Entries from a dataset of interfaces
▼▼▼
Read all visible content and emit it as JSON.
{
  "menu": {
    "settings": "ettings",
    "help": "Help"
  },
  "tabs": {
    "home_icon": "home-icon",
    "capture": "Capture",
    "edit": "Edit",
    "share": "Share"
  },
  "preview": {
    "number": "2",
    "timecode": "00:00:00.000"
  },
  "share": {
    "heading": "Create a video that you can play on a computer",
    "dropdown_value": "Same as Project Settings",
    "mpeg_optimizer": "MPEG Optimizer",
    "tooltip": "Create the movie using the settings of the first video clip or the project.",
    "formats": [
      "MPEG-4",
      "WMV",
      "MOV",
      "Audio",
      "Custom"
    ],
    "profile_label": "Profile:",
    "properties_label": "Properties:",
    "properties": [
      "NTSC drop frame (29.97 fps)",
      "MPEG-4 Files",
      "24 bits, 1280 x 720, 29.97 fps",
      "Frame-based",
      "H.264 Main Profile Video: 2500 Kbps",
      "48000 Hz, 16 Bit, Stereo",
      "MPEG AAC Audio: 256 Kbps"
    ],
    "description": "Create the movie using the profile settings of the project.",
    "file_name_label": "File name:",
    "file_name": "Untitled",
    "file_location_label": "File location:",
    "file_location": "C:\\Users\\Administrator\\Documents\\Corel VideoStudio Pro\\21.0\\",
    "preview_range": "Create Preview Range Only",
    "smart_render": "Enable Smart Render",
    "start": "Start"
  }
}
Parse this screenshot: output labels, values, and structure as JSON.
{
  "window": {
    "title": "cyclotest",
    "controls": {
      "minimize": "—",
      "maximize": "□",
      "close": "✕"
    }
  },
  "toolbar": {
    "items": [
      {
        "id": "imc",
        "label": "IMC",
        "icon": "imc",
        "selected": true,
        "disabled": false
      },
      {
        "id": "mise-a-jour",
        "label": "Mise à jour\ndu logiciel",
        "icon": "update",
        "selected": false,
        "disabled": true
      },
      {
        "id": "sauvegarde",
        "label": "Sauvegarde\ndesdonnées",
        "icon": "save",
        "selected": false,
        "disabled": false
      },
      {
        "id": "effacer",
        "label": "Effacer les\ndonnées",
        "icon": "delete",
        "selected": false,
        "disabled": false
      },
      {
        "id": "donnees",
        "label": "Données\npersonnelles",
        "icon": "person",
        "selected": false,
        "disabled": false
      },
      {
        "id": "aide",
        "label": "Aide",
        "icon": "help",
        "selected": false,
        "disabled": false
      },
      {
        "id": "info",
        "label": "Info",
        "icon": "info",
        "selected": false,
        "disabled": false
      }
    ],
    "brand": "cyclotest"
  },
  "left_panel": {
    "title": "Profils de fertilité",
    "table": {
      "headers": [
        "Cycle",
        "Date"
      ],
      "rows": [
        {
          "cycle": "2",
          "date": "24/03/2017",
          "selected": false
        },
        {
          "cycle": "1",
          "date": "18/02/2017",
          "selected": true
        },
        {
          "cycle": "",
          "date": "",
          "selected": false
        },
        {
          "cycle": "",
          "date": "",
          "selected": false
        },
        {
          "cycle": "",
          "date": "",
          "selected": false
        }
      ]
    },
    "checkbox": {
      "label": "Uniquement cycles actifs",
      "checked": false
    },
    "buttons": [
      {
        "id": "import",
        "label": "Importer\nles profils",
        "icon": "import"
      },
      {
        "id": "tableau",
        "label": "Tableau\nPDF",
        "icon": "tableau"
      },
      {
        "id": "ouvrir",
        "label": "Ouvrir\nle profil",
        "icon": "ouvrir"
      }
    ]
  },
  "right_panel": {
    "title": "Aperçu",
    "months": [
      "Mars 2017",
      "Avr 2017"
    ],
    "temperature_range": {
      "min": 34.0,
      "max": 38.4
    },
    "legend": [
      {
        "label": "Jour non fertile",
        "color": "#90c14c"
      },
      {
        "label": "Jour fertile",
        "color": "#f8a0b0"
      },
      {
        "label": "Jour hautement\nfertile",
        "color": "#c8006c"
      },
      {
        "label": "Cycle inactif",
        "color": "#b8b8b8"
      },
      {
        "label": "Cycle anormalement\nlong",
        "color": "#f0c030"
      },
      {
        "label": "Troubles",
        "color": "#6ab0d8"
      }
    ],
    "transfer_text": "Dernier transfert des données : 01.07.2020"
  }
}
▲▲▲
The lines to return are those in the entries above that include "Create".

- _RESULT FOR THIS TASK_
    "heading": "Create a video that you can play on a computer",
    "tooltip": "Create the movie using the settings of the first video clip or the project.",
    "description": "Create the movie using the profile settings of the project.",
    "preview_range": "Create Preview Range Only",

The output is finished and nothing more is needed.